Take the 2-minute tour ×
Stack Overflow is a question and answer site for professional and enthusiast programmers. It's 100% free, no registration required.

I'm using a few gems for interactivity with my database and to provide easy pagination. After deploying my application on my server, it'll automatically execute bundle install to install those gems if they aren't installed yet. This is helpful when I deploy a codebase update including a new gem.

However, there's one gem (will_paginate) I've made a little change to (so that it always shows on what page you are, no matter the total number of pages).

Therefore, I used bundle install --local --path vendor at my local machine (OS X Lion) so that I can easily edit them (at per-app base, instead of system-wide).

Because of dependency problems, I cannot 'just' copy the vendor-folder to my web server. Therefore, I decided to add another rule to my .gitignore-file:

vendor

Because this caused my customized will_paginate-gem not to get uploaded, I executed another command:

git add -f vendor/ruby/1.8/gems/will_paginate

Now, when I push, the only gem in the vendor folder at my web server is will_paginate, which is great.

However, it doesn't get loaded, since it isn't in the bundle path.


I already tried to create a file called .bundle/config and add the following in it:
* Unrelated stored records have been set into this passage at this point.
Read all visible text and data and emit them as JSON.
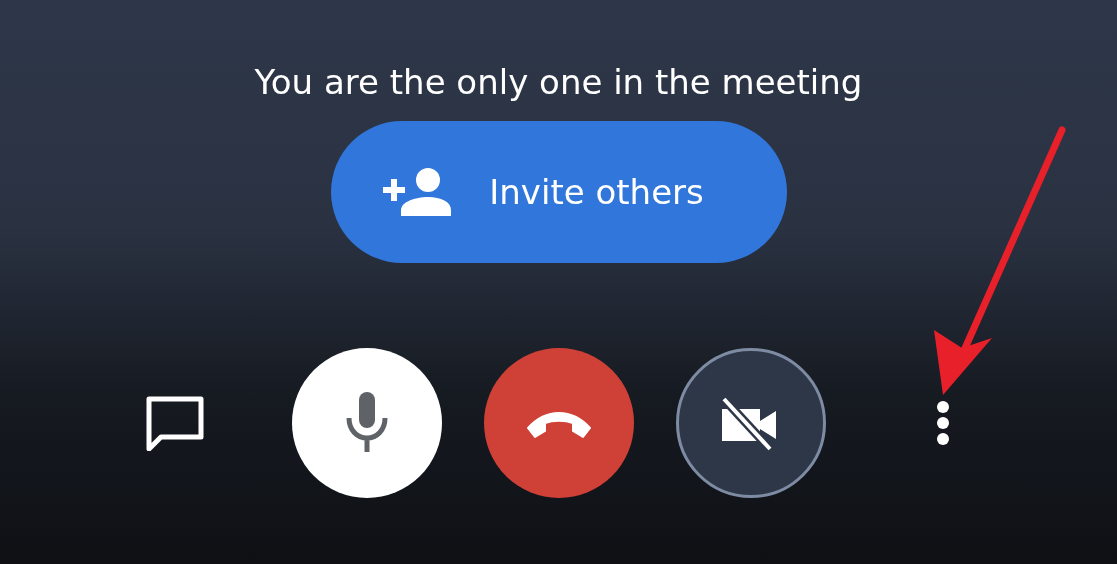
{
  "status_text": "You are the only one in the meeting",
  "invite_button": {
    "label": "Invite others"
  },
  "controls": [
    {
      "kind": "chat"
    },
    {
      "kind": "mic",
      "on": true
    },
    {
      "kind": "hangup"
    },
    {
      "kind": "camera",
      "on": false
    },
    {
      "kind": "more"
    }
  ],
  "annotation": {
    "kind": "arrow"
  }
}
---
BUNDLE_PATH: vendor

I also tried adding BUNDLE_DISABLE_SHARED_GEMS: "0", but using this, bundle check says it's missing the shared gems.


My question is, how can I add a bundle path vendor, and fallback on the system-wide gem-path.

share|improve this question
1  
Any reason you're not just forking the gem in github and point your gemfile to the forked repository? –  Beerlington Aug 13 '11 at 13:34
    
Well, it differs just one line, so I didn't think that would be worth it. But on the other hand, I'm just giving it a try now =)! –  Tim Aug 13 '11 at 14:00
    
+1 for Beerlington's idea. Also, I wonder if you might be able to override the relevant will_paginate method by monkey patching. –  Henry Collingridge Apr 3 '12 at 5:30

Your Answer

 
discard

By posting your answer, you agree to the privacy policy and terms of service.

Browse other questions tagged or ask your own question.